On the third day Ronnie told Jo just to stand there and let me disqualify her. She said, "No, I can learn this job." I thought, "Oh, Hell, I don't want another fight about a disqualification!" Ronnie put in a call for the Steward and said, "My three days of Hell must end!" After talking to Ronnie, the Steward came to me and I told him he needed to talk to Jo to accept the disqualification.

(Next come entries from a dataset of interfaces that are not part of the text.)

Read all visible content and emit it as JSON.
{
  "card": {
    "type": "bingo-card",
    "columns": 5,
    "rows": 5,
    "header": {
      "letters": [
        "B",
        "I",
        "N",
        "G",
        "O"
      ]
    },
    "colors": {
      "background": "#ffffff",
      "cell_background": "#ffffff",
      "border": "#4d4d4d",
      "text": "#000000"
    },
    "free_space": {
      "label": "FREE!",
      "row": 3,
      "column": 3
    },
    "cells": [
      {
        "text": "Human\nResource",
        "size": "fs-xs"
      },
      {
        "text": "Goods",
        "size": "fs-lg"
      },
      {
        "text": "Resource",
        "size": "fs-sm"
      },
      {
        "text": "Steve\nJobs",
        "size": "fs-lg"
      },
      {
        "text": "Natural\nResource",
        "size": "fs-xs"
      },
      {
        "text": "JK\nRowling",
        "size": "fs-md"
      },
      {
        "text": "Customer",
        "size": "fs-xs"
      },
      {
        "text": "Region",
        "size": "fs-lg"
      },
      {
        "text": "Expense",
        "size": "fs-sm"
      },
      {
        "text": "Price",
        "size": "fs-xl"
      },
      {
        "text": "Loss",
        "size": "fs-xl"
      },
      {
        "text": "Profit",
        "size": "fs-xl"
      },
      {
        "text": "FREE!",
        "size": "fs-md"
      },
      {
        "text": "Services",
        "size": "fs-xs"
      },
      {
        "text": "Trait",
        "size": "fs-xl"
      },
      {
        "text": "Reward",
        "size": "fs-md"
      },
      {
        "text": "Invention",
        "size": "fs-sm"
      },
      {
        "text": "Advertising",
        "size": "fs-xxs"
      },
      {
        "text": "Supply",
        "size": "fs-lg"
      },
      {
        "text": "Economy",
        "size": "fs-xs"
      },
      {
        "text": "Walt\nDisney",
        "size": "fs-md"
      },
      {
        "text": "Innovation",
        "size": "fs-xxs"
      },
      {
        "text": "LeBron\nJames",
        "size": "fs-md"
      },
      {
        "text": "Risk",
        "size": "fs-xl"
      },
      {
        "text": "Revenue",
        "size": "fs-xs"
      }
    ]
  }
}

The Steward replied, "You know I have to represent her too; it'll just look like he wants to stay in the Department and you're favoring him." I took out my documentation to show him that she had made absolutely no progress in learning the job and it was my judgment and not Ronnie's. With fifteen minutes left on the shift, I called the Steward back and disqualified Jo, and fortunately, she did not fight it.

After that, if anyone in the crew made a mistake, he was immediately branded "JO"! There was David Jo, Roger Jo, etc.

That day at the Mall, Ronnie started to introduce me to his wife and I said, "It's Judy, isn't it?" Ronnie let out a joyful yelp and said, "Tell her my clock number!" I said, "14399."  I continued, "Your wedding anniversary is June 19." Judy asked, "Oh, my God! How do you know that?" I said, "Well, that's OUR wedding anniversary too!" Ronnie said, "I told Judy you never forget anything!" I said, "I can't remember logarithms but I can remember clock numbers." It also helped that Ronnie was one of my all-time favorite workers and I would be more inclined to recall things about him.

Gerald was standing by, very amused, and he told them the reason he married me was because I could keep all of his nieces and nephews names straight!

Later, telling this story at home, Les remarked, "You're lucky he was STILL married to the same woman!"